It is in keeping with this move to a consensual model of democracy that after January 8 President Sirisena and the UNP have been placing much emphasis on unity. This I believe is a novel development of the greatest importance. In the West the society has been the arena of dissension and conflict while the State represented and promoted unity. This has been particularly so under the nation state, a state formation that brought about a higher degree of unity than any other. In Sri Lanka, on the other hand, the people on the whole have tended to live together in peaceful interaction while the State has stood for division and hierarchy. I will give just one horrible but entirely convincing example. Under the Rajapaksa regime we saw the creation of an utterly unnecessary Muslim problem through the idiotic hate campaign of the BBS which had solid State backing, even to the extent that the BBS leaders were placed above the law.

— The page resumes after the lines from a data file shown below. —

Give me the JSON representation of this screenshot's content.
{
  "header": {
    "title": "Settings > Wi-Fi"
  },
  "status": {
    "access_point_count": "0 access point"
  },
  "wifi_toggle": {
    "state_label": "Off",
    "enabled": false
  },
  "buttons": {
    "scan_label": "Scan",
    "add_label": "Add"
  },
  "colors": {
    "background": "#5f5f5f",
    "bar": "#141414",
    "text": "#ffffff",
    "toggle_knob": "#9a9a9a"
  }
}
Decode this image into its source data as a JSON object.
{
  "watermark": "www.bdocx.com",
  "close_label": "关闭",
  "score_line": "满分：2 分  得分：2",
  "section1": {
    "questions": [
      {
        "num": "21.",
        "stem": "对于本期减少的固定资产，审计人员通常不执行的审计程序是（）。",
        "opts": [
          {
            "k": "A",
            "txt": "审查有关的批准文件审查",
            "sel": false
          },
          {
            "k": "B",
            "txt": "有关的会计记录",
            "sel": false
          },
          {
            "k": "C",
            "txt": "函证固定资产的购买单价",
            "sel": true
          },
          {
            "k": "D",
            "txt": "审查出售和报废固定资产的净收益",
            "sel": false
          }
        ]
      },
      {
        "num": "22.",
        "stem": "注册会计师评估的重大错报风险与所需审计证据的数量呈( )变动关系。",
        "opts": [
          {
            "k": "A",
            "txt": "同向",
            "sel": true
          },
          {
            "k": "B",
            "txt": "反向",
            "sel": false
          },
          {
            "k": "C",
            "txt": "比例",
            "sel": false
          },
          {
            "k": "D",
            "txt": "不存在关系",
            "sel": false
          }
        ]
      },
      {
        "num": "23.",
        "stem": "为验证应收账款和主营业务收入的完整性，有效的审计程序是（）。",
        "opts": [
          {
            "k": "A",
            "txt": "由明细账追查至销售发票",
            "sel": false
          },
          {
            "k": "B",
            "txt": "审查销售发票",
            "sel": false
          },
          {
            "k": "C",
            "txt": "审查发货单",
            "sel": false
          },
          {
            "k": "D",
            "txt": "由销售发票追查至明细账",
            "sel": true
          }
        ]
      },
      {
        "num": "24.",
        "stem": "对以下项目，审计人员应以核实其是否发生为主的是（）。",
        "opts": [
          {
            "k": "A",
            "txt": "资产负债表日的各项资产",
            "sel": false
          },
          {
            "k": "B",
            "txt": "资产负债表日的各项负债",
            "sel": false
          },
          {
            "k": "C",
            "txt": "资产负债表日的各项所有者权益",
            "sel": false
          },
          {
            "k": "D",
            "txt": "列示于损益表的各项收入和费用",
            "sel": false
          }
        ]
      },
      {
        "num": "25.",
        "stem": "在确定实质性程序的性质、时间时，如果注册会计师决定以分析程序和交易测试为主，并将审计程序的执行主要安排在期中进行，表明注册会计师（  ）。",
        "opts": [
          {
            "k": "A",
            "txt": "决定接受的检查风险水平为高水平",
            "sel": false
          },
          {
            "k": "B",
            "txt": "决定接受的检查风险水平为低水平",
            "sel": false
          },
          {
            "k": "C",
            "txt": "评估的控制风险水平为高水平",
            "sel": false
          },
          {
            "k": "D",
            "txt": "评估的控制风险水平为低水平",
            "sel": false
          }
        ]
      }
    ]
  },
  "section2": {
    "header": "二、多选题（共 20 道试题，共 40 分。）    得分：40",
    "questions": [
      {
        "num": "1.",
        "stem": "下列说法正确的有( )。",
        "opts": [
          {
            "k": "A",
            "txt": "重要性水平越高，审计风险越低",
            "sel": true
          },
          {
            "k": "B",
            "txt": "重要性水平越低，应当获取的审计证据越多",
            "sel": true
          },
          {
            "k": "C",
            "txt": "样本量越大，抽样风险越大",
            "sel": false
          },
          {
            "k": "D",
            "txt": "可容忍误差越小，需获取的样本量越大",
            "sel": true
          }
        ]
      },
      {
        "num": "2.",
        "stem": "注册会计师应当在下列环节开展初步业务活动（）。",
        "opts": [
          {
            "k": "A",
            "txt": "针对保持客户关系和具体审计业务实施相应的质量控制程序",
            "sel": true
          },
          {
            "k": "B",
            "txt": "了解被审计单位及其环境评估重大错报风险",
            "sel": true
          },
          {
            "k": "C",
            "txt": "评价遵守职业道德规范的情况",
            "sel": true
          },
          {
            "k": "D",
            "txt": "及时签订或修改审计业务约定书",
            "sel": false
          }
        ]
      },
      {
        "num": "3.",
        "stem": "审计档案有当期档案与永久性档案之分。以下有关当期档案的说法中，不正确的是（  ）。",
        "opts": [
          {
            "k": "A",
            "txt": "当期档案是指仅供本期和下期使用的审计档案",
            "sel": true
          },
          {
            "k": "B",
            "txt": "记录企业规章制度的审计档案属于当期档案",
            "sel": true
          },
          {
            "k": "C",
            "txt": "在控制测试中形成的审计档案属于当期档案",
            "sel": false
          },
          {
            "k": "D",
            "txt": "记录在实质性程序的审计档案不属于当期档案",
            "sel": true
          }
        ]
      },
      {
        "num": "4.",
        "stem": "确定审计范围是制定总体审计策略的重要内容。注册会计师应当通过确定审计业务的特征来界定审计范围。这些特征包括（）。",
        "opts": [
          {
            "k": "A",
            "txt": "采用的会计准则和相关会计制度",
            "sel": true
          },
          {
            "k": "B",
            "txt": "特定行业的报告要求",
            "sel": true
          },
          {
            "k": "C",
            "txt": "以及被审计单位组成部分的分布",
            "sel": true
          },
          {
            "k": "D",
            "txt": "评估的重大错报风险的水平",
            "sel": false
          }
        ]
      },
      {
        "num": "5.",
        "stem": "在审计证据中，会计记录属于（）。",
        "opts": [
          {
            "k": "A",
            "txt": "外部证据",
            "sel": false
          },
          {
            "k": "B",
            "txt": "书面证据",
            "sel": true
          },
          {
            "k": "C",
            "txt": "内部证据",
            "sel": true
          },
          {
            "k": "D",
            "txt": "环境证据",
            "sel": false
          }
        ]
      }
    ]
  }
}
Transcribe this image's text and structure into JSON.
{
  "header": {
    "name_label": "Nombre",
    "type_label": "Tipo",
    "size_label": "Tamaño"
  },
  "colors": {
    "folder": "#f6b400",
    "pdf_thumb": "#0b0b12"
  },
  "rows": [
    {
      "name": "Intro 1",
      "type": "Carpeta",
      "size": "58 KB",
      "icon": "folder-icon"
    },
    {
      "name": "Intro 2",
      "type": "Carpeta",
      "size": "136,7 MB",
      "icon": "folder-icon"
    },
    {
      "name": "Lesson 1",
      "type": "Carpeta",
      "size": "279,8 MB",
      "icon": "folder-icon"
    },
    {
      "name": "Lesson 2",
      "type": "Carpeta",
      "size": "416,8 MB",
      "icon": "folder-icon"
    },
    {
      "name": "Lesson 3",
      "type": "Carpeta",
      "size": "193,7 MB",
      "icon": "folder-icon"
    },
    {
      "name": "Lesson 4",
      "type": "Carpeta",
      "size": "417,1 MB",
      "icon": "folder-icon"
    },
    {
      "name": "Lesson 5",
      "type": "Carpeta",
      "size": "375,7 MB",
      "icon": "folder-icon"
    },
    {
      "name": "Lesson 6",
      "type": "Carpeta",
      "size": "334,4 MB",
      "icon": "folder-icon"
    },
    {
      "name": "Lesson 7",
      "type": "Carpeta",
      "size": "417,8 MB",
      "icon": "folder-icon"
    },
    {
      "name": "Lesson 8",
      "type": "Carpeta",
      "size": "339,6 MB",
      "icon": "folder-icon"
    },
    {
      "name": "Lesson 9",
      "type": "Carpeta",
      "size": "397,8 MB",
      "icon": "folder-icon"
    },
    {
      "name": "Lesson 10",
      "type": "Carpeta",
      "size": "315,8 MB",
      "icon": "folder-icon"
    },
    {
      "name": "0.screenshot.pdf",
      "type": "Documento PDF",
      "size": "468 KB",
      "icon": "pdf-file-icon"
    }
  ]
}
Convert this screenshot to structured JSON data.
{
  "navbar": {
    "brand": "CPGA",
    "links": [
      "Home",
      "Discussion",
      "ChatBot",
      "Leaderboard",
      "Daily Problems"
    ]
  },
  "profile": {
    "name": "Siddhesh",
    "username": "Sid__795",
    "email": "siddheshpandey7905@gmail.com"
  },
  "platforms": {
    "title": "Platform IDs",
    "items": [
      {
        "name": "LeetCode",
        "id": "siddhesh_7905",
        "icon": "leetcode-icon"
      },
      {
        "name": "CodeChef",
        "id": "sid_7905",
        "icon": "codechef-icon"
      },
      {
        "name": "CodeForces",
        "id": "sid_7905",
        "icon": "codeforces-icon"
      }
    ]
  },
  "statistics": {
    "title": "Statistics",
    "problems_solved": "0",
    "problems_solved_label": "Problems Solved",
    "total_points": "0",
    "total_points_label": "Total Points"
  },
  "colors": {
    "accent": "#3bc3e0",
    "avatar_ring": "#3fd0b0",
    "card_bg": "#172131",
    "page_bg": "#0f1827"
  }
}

But Muslims and Sinhalese have on the whole continued to live together in peace, amity, and co-operation. I hold that it was not the Sinhalese people but the Sinhalese State that brought about the civil war that led to a 100,000 deaths. So, if the new Government works for unity rather than division, it will be a development of the greatest importance.
It really does want an all-Party National Government. The problem is that if such a Government is really successful there will be no Opposition worth speaking about, and what that might mean was shown by the record of horror for the greater part of the time from 1977 to 1994. The way forward towards a well-entrenched fully functioning democracy could have many pitfalls – which is why one of the two epigraphs I have chosen for this article is “Lest we forget” from Kipling’s great hymn Recessional. However there could be a very persuasive argument for a National Government of limited duration, of say a couple of years in order to steer through a new Constitution that really has a broad consensus of the people behind it.
Partly because of an obsession with the unitary – arising out of fears about the break-up of Sri Lanka – we have tended to forget about the need for some sense of unity in this country. We can prevent its break-up, but without some degree of a sense of unity we could find ourselves in a state of de facto disintegration. This is a huge subject that needs to be addressed in detail and in depth. I will just make a couple of points in conclusion. The achievement levels of a society very probably depend to a great extent on the degree of its sense of unity, on the extent to which relations of trust and reciprocity prevail. The other point is that in the case of Sri Lanka we have to have some sense of unity to be able to withstand dangers from the outside world. I have in mind the possibility that because of the China factor our relations with India could become much more complex and difficult than in the past.